17. Are there times when a severely declined church has fulfilled its mission or calling and, therefore, should simply close? Yes, there are times when a declining church has indeed completed its mission, but these are few and far between. When it comes to a church’s cause of death, it’s extremely rare to find that its death was caused by a fulfilled mission. See Thom Rainer’s Autopsy of a Deceased Church: 12 Ways to Keep Yours Alive.
18. Is it OK for a dying church to keep going until resources run dry if a small remnant congregation wants to stay as long as possible? No, absolutely not, though we understand the sentiment. The usual case is that a shrinking, aging congregation has dear people who have been with the church for decades, and who can’t imagine closing it and going to some other church. What’s the harm, then, in allowing them the joy of riding the church out until nothing is left? As one leader said to me, “I just hope that I die before this church does because I want to be buried here.” Here’s the problem: Allowing this to happen will bleed out God’s resources to the point that there is nothing left to invest in something vital, such as missions or a church plant. The honorable approach would be to help such a church die with dignity, celebrating the past but leaving a legacy for the future to the glory of God.
19. What does the GO Center charge for your ministry services? To date, funding for the ministry of the GO Center to EPC churches has been fully underwritten by the General Assembly. However, that model is ultimately not sustainable and alternative models are under review. We’ll need to discuss your particular financial need and/or capability on an individual basis. Go to the homepage and click COST.

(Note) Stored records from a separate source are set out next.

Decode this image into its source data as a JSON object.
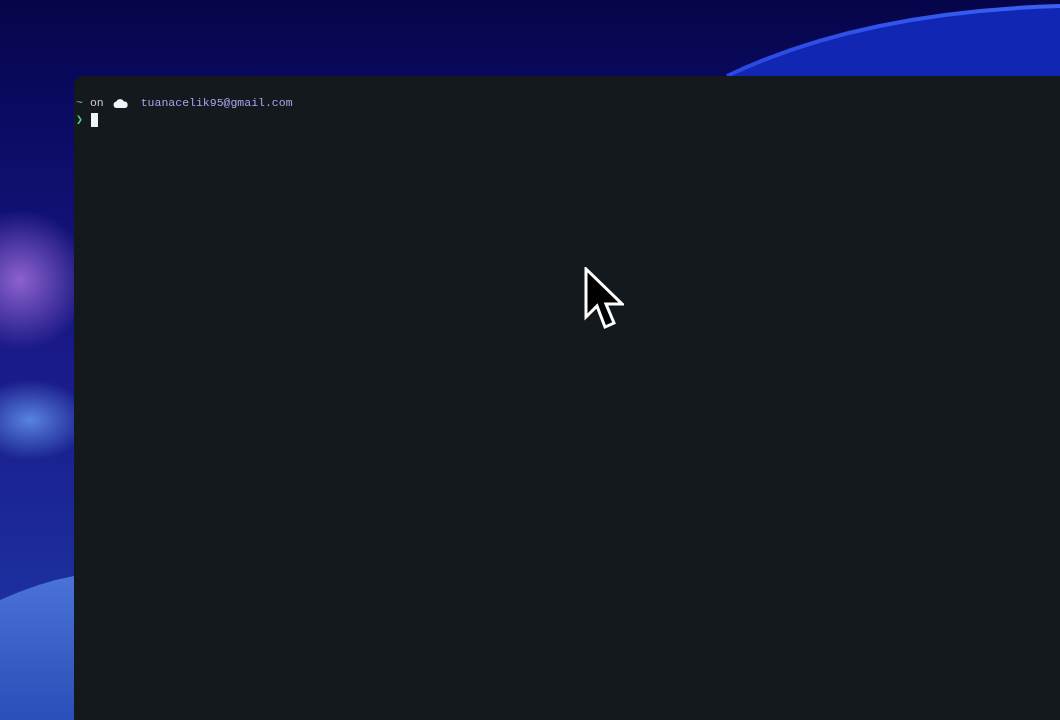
{
  "terminal": {
    "prompt": {
      "directory": "~",
      "connector": "on",
      "account": "tuanacelik95@gmail.com"
    },
    "input_line": {
      "symbol": "❯"
    }
  }
}
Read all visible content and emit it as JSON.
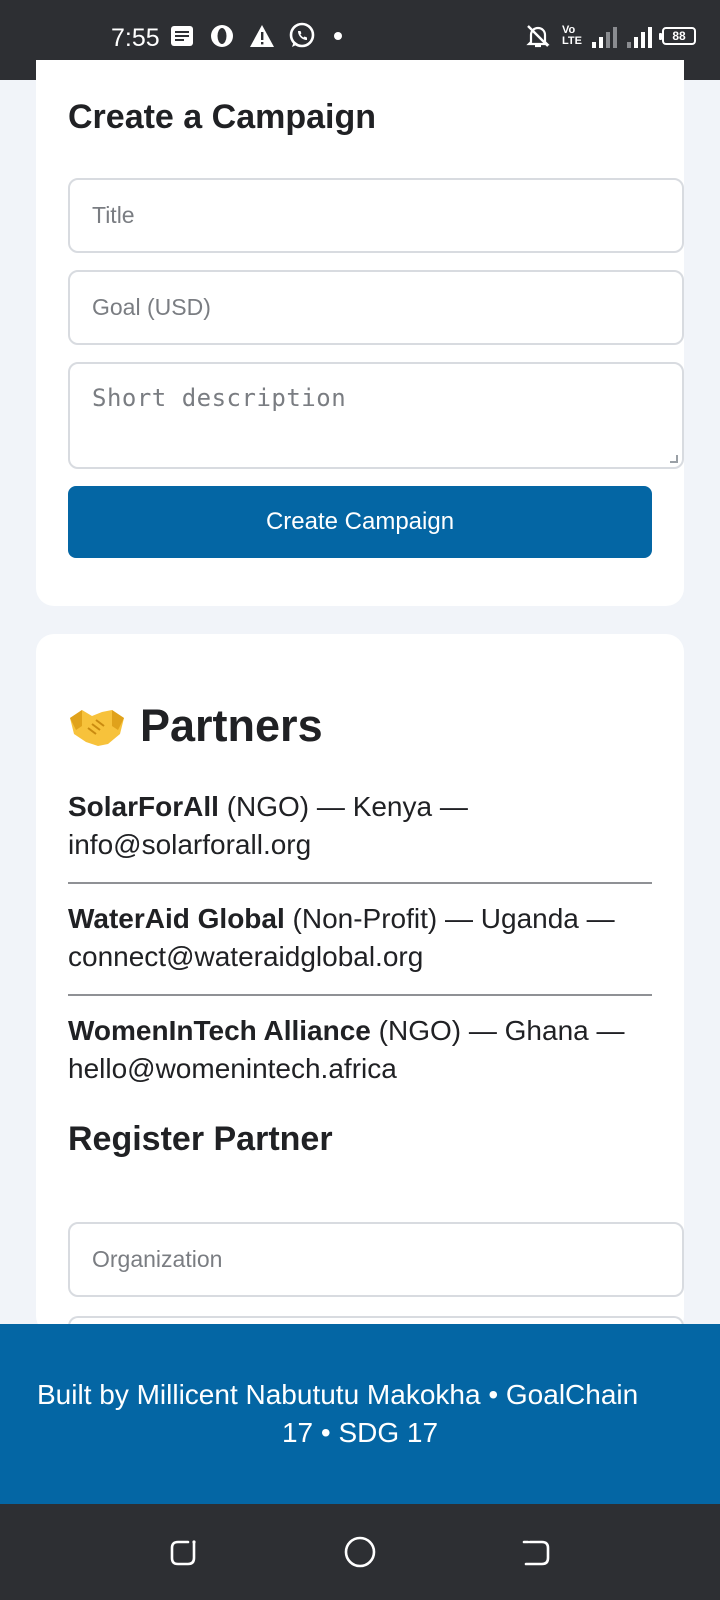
{
  "status_bar": {
    "time": "7:55",
    "network_top": "Vo",
    "network_bottom": "LTE",
    "network_gen": "4G",
    "battery": "88"
  },
  "campaign_form": {
    "heading": "Create a Campaign",
    "title_placeholder": "Title",
    "goal_placeholder": "Goal (USD)",
    "description_placeholder": "Short description",
    "submit_label": "Create Campaign"
  },
  "partners": {
    "emoji": "🤝",
    "heading": "Partners",
    "items": [
      {
        "name": "SolarForAll",
        "details": " (NGO) — Kenya — info@solarforall.org"
      },
      {
        "name": "WaterAid Global",
        "details": " (Non-Profit) — Uganda — connect@wateraidglobal.org"
      },
      {
        "name": "WomenInTech Alliance",
        "details": " (NGO) — Ghana — hello@womenintech.africa"
      }
    ],
    "register_heading": "Register Partner",
    "organization_placeholder": "Organization"
  },
  "footer": {
    "line1": "Built by Millicent Nabututu Makokha • GoalChain",
    "line2": "17 • SDG 17"
  },
  "colors": {
    "primary": "#0466a4",
    "background": "#f1f4f9",
    "system_bar": "#2d2f33"
  }
}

20. How far in advance do we need to book the GO Center for on-site ministry? There is no hard and fast rule here. It’s more about availability than lead time. If you call today for ministry next week and one of us has an open calendar, we can make that happen. That said, lead time is a good thing; three, six, even twelve months in advance. This allows for thorough preparation and typically presents better travel options, especially when a flight is involved.